Sufficiently checked, however, the 50th carried on, Lt. Morgan taking his party to the Quarry and with his attached sappers “several dugouts were located and mobile charges placed with good effect.”  In the meantime, the party from the 46th were holding a flank more heavily defended by the Germans than expected.  Their job was to keep the enemy pinned while the Quarry was being raided, and in so doing, keep the route of withdrawal open.  “Very few prisoners were taken here, all of the enemy offering stout resistance.”[7]

On the right flank, where the 44th and 47th Battalions mirrored the efforts of the 50th and 46th, the operation was going more smoothly. Lt. Tinkess, in charge of the 44th’s raiding party had been killed, but control was maintained by Lt. Baker, whose “great gallantry and initiative” took his men to “the extreme end of the task allotted.”[8]  As with Lt. Murphy, Lt. Baker was awarded the Military Cross.

No minenwefers were found during the raid, though Lt. Baker’s party of the 44th found six rounds for the weapon.  Of the 53 prisoners taken (all belonging to the 11th Bavarian Reserve Infantry Regiment) some were found to be crewmen for minenwerfer.  It’s possible the weapons may have been destroyed by artillery; a large ammunition dump in the Quarry had been hit, or by the demolition of dugouts, some 41 in total throughout the raid area[9] where they may have been stored.

Notwithstanding, the raid which had been conceived and executed on such short notice, was considered a resounding success.  Canadian casualties amounted to 8 killed, 130 wounded and 15 missing.  These were understandable losses for what was gained.  “The German lines were penetrated to a depth of 700 yds., all parties returning in good order.”[10] An inflexible timetable had been kept, the artillery barrage considered “perfect.”[11]  Besides the dugouts wrecked and prisoners taken, sappers blew seven mine shafts and the raid accounted for nearly 200 German casualties.[12]

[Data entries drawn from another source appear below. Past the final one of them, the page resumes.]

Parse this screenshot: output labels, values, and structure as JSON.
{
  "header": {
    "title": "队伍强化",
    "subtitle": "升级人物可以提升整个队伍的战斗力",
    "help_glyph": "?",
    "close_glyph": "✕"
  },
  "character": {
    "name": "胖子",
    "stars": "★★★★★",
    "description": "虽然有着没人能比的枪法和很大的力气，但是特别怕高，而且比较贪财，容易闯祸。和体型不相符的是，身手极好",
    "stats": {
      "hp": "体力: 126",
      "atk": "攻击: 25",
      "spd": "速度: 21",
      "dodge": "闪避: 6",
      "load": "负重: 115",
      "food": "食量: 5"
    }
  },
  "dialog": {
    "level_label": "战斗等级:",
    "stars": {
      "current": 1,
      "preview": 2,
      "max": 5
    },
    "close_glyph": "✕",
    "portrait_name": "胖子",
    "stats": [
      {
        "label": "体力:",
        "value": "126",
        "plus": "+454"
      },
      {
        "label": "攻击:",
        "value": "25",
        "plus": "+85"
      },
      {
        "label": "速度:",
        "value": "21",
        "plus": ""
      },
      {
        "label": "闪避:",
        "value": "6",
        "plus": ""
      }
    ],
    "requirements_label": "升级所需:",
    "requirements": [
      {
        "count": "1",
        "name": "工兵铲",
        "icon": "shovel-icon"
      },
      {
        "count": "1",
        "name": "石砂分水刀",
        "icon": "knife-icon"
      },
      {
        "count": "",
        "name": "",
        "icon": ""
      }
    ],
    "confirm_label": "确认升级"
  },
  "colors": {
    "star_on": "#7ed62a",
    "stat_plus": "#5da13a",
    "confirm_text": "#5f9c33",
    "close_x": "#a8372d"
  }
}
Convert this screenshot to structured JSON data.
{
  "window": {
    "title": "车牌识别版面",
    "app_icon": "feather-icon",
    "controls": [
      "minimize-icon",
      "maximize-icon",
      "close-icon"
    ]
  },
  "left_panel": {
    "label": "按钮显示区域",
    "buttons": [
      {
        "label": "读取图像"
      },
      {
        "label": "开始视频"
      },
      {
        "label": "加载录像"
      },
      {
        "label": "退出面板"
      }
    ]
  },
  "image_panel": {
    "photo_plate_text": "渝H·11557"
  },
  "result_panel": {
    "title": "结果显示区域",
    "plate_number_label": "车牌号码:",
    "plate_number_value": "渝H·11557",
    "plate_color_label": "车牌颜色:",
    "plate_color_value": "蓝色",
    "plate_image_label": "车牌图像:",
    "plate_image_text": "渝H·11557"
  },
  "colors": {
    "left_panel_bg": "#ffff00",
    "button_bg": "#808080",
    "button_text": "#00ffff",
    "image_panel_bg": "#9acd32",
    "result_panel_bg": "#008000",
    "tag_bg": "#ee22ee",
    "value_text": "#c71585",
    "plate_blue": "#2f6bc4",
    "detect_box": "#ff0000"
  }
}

What’s more is that Lt Col. Davies’ quick-fire notion could be looked to as a positive example of a combined-unit task; but that it turned out so was entirely reliant on the will and courage of the men who carried on through potential disaster.


The rush of raids, the tension of late night patrols, a great Canadian battle and men on the razor's edge between life and death are all part of my acclaimed premier novel




Now available from Amazon sites worldwide.


Some praise received for "Killing is a Sin":


“Really enjoyed the book, well done.”

“Damn, I think I spilled chili on a rare first edition; I'm enjoying it, couldn't stop reading during dinner.”

“I was fortunate enough to see this in manuscript. Good stuff. If you're interested in WWI Fiction give it a look.”

“Incredible.”



[1] "On Strategy" (1871), as translated in Moltke on the Art of War: Selected Writings (1993) by Daniel J. Hughes and Harry Bell, p. 92
[2] 4th Canadian Division War Diary, February 1917 Appendix “E”
[3] Quotes from Hilliam, W., BGen “Message from G.O.C. 10th Canadian Infantry Brigade” 09 February 1917
[4] 10th Canadian Infantry Brigade “Operations Order No. 100” War Diary February 1917, Appendecies
[5] 4th Canadian Division War Diary, February 1917, Appendix “E”
[6] 4th Canadian Division War Diary, February 1917, Appendix “E1”
[7] 4th Canadian Division War Diary, February 1917, Appendix “E”
[8] Supplement to the London Gazette No. 30023 17 April 1917 pg. 3689
[9] 44th Battalion War Diary, 13 February 1917
[10] 44th Battalion War Diary, ibid.
[11] 47th Battalion War Diary, 13 February 1917
[12] 44th Battalion War Diary, 13 February 1917